In 2020, the mockumentary has become a go-to comedy format, but back in 1997, it belonged almost exclusively to Spinal Tap. Cornwell says that Stella Street didn’t set out to break boundaries, but he was aware that there nothing else like it on TV.
“I knew it was different and quite original.” says Cornwell. “Peter Richardson’s a bit of a genius. He did The Comic Strip – he got all those disparate people and somehow kept them together for all those great films. I think that’s why the BBC wanted it. Also, it was quite cheap! It was just a couple of cameras. And it wasn’t like other impressions shows, like Dead Ringers, which I went on to do. Stella Street was always a bit edgier than that.”

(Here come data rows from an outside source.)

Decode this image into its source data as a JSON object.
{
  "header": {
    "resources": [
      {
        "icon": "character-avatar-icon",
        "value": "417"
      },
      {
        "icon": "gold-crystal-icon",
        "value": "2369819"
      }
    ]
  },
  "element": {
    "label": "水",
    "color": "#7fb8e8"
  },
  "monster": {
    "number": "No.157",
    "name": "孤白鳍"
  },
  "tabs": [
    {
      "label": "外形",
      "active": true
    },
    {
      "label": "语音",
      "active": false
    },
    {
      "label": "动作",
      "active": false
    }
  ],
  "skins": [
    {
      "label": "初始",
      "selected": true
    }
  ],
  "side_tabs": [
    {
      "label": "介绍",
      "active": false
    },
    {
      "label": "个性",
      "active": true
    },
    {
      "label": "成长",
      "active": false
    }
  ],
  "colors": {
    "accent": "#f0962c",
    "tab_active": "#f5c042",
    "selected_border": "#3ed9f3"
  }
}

Along with Bowie, Stella Street fans included the real Rolling Stones – “Mick and Keith watched, of course,” says Cornwell. “That was cool” – and the real Michael Caine.
“Caine was complimentary about it,” says Cornwell. “He said, ‘They’ve got me in my Alfie period really well.’ That’s nice coming from him, because everyone does Michael Caine. It’s page one in the impressionist’s manual – along with Tommy Cooper and Frank Spencer. It was always gratifying, hearing from the people that we did.”

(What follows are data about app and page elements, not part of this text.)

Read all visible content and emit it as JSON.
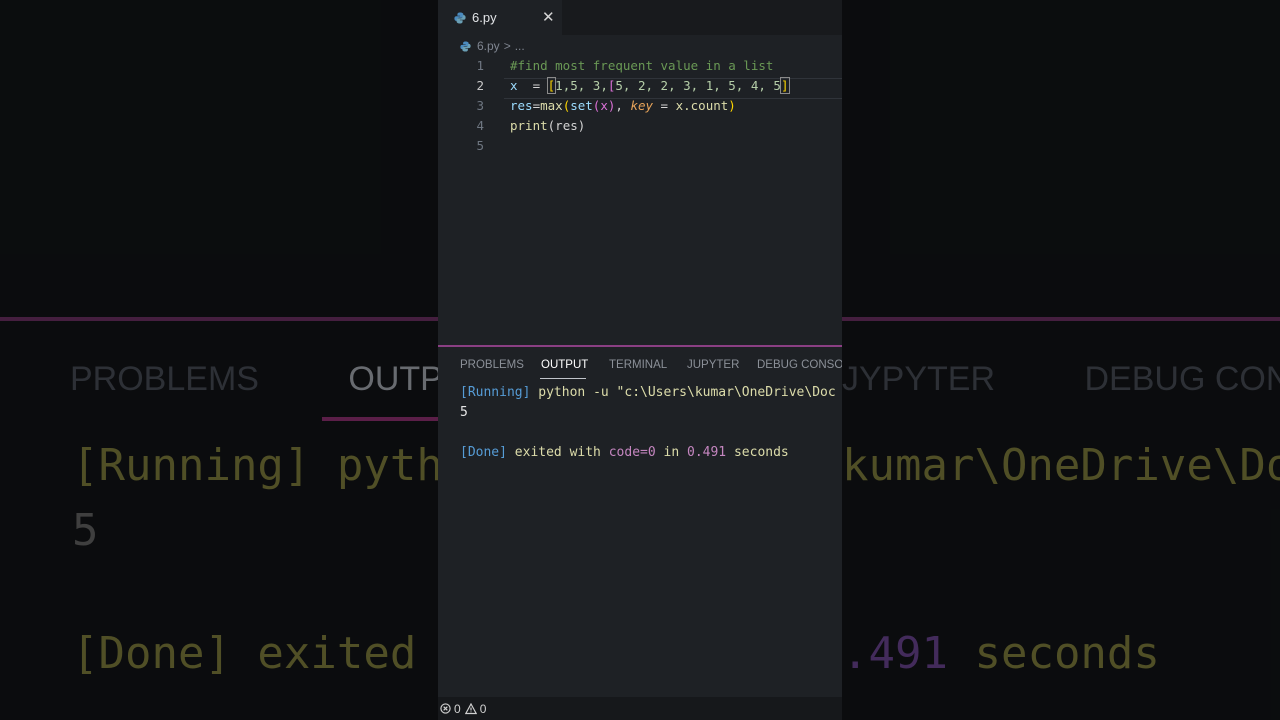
{
  "background": {
    "tabs": [
      "PROBLEMS",
      "OUTPUT"
    ],
    "right_tabs": [
      "JYPYTER",
      "DEBUG CONSOLE"
    ],
    "running_line": "[Running] pytho",
    "running_right": "kumar\\OneDrive\\Doc",
    "result": "5",
    "done_line_left": "[Done] exited w",
    "done_right_num": ".491",
    "done_right_text": "seconds"
  },
  "editor": {
    "tab_label": "6.py",
    "close_glyph": "✕",
    "breadcrumb_file": "6.py",
    "breadcrumb_sep": ">",
    "breadcrumb_more": "...",
    "line_numbers": [
      "1",
      "2",
      "3",
      "4",
      "5"
    ],
    "code": {
      "line1": "#find most frequent value in a list",
      "line2_var": "x",
      "line2_eq": "  = ",
      "line2_open": "[",
      "line2_vals": "1,5, 3,",
      "line2_inner_open": "[",
      "line2_rest": "5, 2, 2, 3, 1, 5, 4, 5",
      "line2_close": "]",
      "line3_var": "res",
      "line3_eq": "=",
      "line3_fn": "max",
      "line3_open": "(",
      "line3_set": "set",
      "line3_inner": "(x)",
      "line3_comma": ", ",
      "line3_key": "key",
      "line3_assign": " = ",
      "line3_count": "x.count",
      "line3_close": ")",
      "line4_fn": "print",
      "line4_args": "(res)"
    }
  },
  "panel": {
    "tabs": [
      "PROBLEMS",
      "OUTPUT",
      "TERMINAL",
      "JUPYTER",
      "DEBUG CONSOLE"
    ],
    "active_tab": "OUTPUT",
    "output": {
      "running_tag": "[Running]",
      "command": " python -u \"c:\\Users\\kumar\\OneDrive\\Doc",
      "result": "5",
      "done_tag": "[Done]",
      "exited_with": " exited with ",
      "code_label": "code=0",
      "in_label": " in ",
      "time": "0.491",
      "seconds": " seconds"
    }
  },
  "status_bar": {
    "errors": "0",
    "warnings": "0"
  },
  "colors": {
    "accent": "#8a3f83",
    "editor_bg": "#1e2125"
  }
}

The show did have its regular fans too. Cornwell recalls good reviews and support from the critic Victor Lewis-Smith. But it wasn’t always straightforward to watch. “The problem was, it was quite difficult to find. It was never on at the same time! You had to be into it to find it.
“It was a cult thing – I think we were aware of it. But people still talk about it, so it made some kind of mark. I’ll take that. We used to get a couple of million watching – sometimes three million. Imagine that now! Those would be huge figures.”
A film followed in 2004, which added Ronni Ancona to the line-up. The (slightly) glossier production values undermined the series’s basic gag: high-budget celebs in a low-budget world.
“It’s a challenge, when a comedy series tries to make a feature film,” Cornwell says. “Very often it doesn’t work. We got away with it – it was alright, I think. Ronni Ancona was great, and it was just extraordinary actually doing a movie. But it was shot on a different street – it didn’t look like the TV series.”
Stella Street’s cult reputation is partly thanks to its release on DVD, though its fourth and final series never made it there. Nowadays, YouTube seems a strangely appropriate place for the stars of Stella Street to reside – the modern setting for that kind of low-budget, near-homemade style of comedy.
“What amazes me is that I think it stands up,” says Cornwell. He’s right. It’s still hilarious, smart and – in the best way possible – very strange. As he puts it: “It’s a very odd little world.”